- [EXERCISE PROMPT] Write out the listing verbatim. No pictures belong in it.

○ ○ ○ ○

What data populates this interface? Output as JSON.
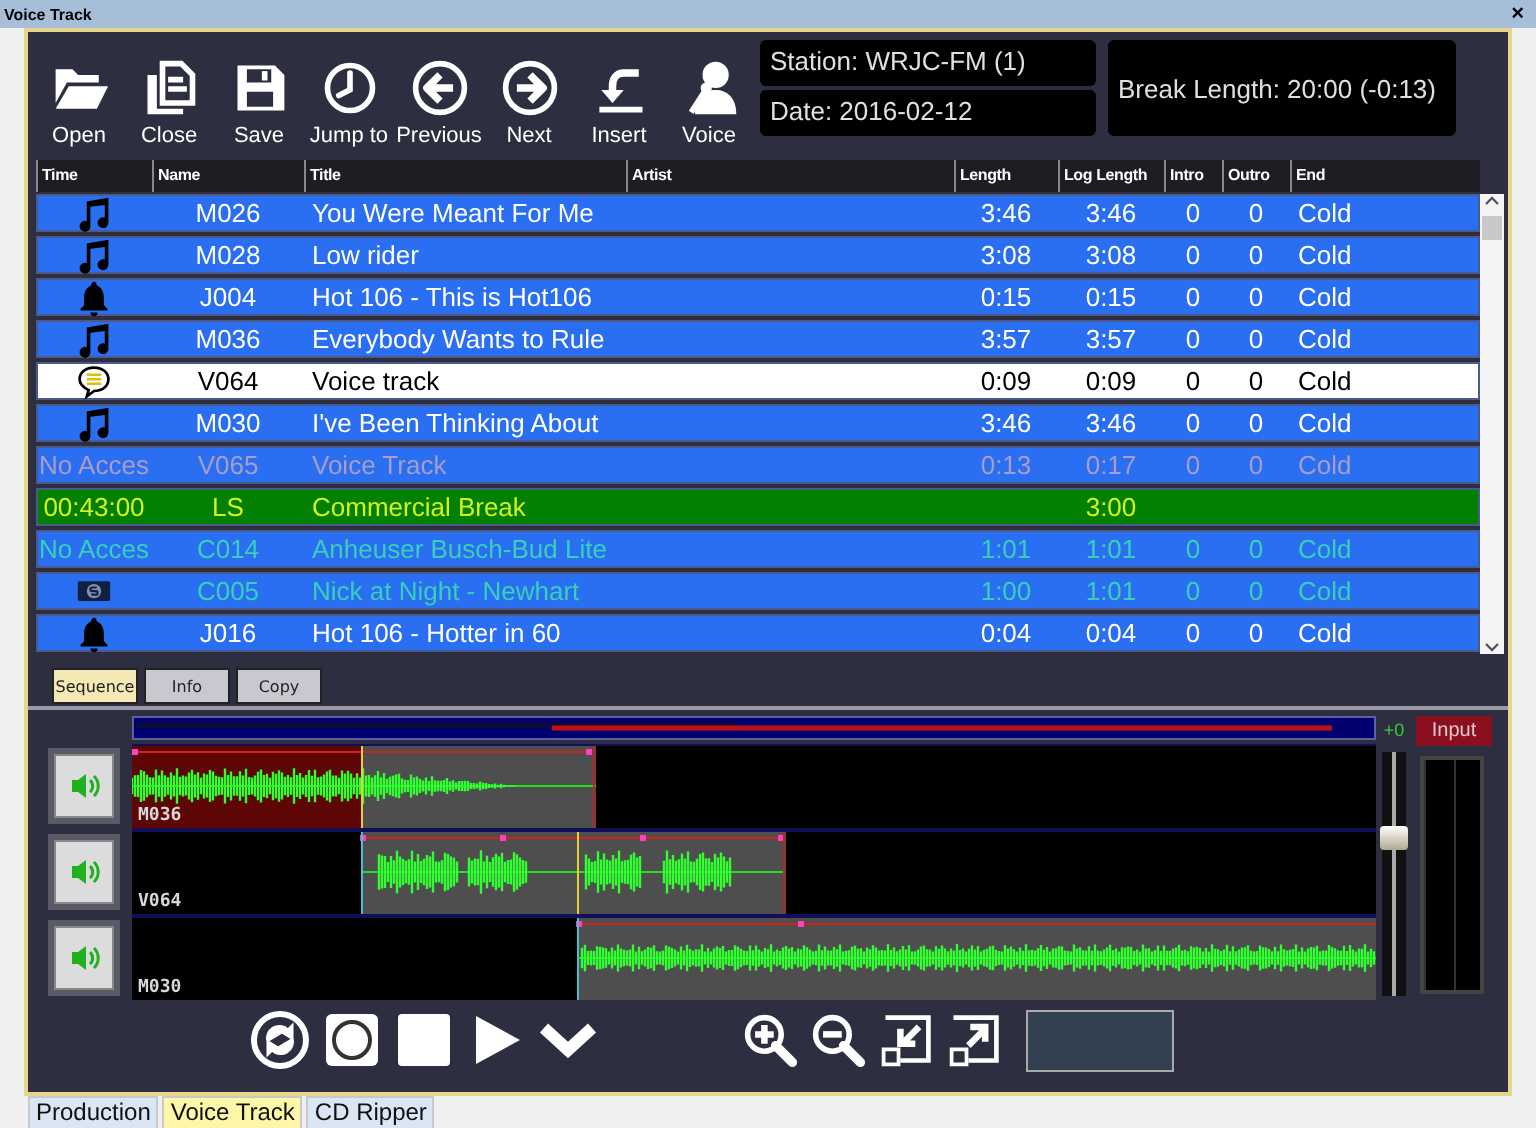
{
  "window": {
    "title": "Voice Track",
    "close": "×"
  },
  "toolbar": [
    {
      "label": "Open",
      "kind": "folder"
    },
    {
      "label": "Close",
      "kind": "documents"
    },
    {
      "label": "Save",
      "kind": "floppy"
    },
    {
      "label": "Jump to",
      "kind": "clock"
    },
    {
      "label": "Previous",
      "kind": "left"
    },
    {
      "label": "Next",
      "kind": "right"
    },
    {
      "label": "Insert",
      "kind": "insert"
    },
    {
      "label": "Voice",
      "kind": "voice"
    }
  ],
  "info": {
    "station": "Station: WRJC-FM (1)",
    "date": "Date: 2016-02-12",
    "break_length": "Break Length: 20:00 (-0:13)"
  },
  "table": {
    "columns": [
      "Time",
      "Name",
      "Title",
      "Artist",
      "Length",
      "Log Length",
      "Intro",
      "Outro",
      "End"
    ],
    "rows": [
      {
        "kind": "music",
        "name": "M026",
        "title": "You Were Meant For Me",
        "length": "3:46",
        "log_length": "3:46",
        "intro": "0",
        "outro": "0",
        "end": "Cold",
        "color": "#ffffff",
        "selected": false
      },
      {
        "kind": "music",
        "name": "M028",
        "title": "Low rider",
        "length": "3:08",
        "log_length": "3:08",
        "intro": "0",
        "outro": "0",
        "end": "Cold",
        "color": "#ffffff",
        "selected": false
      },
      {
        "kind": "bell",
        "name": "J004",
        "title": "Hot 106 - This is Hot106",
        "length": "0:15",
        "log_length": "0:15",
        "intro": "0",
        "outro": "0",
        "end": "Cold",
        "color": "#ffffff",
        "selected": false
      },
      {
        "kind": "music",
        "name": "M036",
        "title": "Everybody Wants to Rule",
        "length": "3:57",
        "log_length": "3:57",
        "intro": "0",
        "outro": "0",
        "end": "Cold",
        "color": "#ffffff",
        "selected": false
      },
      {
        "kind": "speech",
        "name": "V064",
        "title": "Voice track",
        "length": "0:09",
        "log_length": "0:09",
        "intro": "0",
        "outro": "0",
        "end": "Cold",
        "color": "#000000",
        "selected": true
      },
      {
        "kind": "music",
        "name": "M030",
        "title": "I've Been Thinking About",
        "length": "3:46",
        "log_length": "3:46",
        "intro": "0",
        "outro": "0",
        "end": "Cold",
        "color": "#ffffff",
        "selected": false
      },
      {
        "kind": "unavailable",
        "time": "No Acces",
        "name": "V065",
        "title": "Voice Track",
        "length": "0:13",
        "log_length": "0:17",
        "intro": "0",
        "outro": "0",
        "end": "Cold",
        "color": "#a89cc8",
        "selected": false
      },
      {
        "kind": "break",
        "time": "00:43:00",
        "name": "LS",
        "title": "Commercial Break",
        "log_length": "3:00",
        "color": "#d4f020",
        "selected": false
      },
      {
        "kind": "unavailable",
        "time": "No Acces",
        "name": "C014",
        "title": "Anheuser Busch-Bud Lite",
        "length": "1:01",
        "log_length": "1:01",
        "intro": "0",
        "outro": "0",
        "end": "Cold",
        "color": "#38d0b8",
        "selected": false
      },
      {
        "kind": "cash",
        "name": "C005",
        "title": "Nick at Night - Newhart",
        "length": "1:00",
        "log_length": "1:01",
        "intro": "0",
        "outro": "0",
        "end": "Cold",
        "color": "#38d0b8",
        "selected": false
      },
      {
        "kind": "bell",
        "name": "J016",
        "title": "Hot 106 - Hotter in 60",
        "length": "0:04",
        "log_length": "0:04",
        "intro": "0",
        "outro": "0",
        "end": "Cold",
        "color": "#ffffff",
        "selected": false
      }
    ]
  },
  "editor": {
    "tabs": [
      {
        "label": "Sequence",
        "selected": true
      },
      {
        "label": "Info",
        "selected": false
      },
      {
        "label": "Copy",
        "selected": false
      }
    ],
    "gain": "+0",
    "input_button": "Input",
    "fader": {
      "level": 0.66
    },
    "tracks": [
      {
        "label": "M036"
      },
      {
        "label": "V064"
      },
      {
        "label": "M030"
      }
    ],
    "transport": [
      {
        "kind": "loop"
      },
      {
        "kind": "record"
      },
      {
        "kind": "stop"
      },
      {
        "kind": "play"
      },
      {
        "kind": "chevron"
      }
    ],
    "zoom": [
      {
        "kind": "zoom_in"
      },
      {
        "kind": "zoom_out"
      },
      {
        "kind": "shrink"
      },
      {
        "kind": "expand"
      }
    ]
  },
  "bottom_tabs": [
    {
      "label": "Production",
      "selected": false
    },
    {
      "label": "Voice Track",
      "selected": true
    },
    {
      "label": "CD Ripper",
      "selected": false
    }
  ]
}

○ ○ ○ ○

- [SOLUTION TO THIS TASK]
What data populates this interface? Output as JSON.
{
  "window": {
    "title": "Voice Track",
    "close": "×"
  },
  "toolbar": [
    {
      "label": "Open",
      "kind": "folder"
    },
    {
      "label": "Close",
      "kind": "documents"
    },
    {
      "label": "Save",
      "kind": "floppy"
    },
    {
      "label": "Jump to",
      "kind": "clock"
    },
    {
      "label": "Previous",
      "kind": "left"
    },
    {
      "label": "Next",
      "kind": "right"
    },
    {
      "label": "Insert",
      "kind": "insert"
    },
    {
      "label": "Voice",
      "kind": "voice"
    }
  ],
  "info": {
    "station": "Station: WRJC-FM (1)",
    "date": "Date: 2016-02-12",
    "break_length": "Break Length: 20:00 (-0:13)"
  },
  "table": {
    "columns": [
      "Time",
      "Name",
      "Title",
      "Artist",
      "Length",
      "Log Length",
      "Intro",
      "Outro",
      "End"
    ],
    "rows": [
      {
        "kind": "music",
        "name": "M026",
        "title": "You Were Meant For Me",
        "length": "3:46",
        "log_length": "3:46",
        "intro": "0",
        "outro": "0",
        "end": "Cold",
        "color": "#ffffff",
        "selected": false
      },
      {
        "kind": "music",
        "name": "M028",
        "title": "Low rider",
        "length": "3:08",
        "log_length": "3:08",
        "intro": "0",
        "outro": "0",
        "end": "Cold",
        "color": "#ffffff",
        "selected": false
      },
      {
        "kind": "bell",
        "name": "J004",
        "title": "Hot 106 - This is Hot106",
        "length": "0:15",
        "log_length": "0:15",
        "intro": "0",
        "outro": "0",
        "end": "Cold",
        "color": "#ffffff",
        "selected": false
      },
      {
        "kind": "music",
        "name": "M036",
        "title": "Everybody Wants to Rule",
        "length": "3:57",
        "log_length": "3:57",
        "intro": "0",
        "outro": "0",
        "end": "Cold",
        "color": "#ffffff",
        "selected": false
      },
      {
        "kind": "speech",
        "name": "V064",
        "title": "Voice track",
        "length": "0:09",
        "log_length": "0:09",
        "intro": "0",
        "outro": "0",
        "end": "Cold",
        "color": "#000000",
        "selected": true
      },
      {
        "kind": "music",
        "name": "M030",
        "title": "I've Been Thinking About",
        "length": "3:46",
        "log_length": "3:46",
        "intro": "0",
        "outro": "0",
        "end": "Cold",
        "color": "#ffffff",
        "selected": false
      },
      {
        "kind": "unavailable",
        "time": "No Acces",
        "name": "V065",
        "title": "Voice Track",
        "length": "0:13",
        "log_length": "0:17",
        "intro": "0",
        "outro": "0",
        "end": "Cold",
        "color": "#a89cc8",
        "selected": false
      },
      {
        "kind": "break",
        "time": "00:43:00",
        "name": "LS",
        "title": "Commercial Break",
        "log_length": "3:00",
        "color": "#d4f020",
        "selected": false
      },
      {
        "kind": "unavailable",
        "time": "No Acces",
        "name": "C014",
        "title": "Anheuser Busch-Bud Lite",
        "length": "1:01",
        "log_length": "1:01",
        "intro": "0",
        "outro": "0",
        "end": "Cold",
        "color": "#38d0b8",
        "selected": false
      },
      {
        "kind": "cash",
        "name": "C005",
        "title": "Nick at Night - Newhart",
        "length": "1:00",
        "log_length": "1:01",
        "intro": "0",
        "outro": "0",
        "end": "Cold",
        "color": "#38d0b8",
        "selected": false
      },
      {
        "kind": "bell",
        "name": "J016",
        "title": "Hot 106 - Hotter in 60",
        "length": "0:04",
        "log_length": "0:04",
        "intro": "0",
        "outro": "0",
        "end": "Cold",
        "color": "#ffffff",
        "selected": false
      }
    ]
  },
  "editor": {
    "tabs": [
      {
        "label": "Sequence",
        "selected": true
      },
      {
        "label": "Info",
        "selected": false
      },
      {
        "label": "Copy",
        "selected": false
      }
    ],
    "gain": "+0",
    "input_button": "Input",
    "fader": {
      "level": 0.66
    },
    "tracks": [
      {
        "label": "M036"
      },
      {
        "label": "V064"
      },
      {
        "label": "M030"
      }
    ],
    "transport": [
      {
        "kind": "loop"
      },
      {
        "kind": "record"
      },
      {
        "kind": "stop"
      },
      {
        "kind": "play"
      },
      {
        "kind": "chevron"
      }
    ],
    "zoom": [
      {
        "kind": "zoom_in"
      },
      {
        "kind": "zoom_out"
      },
      {
        "kind": "shrink"
      },
      {
        "kind": "expand"
      }
    ]
  },
  "bottom_tabs": [
    {
      "label": "Production",
      "selected": false
    },
    {
      "label": "Voice Track",
      "selected": true
    },
    {
      "label": "CD Ripper",
      "selected": false
    }
  ]
}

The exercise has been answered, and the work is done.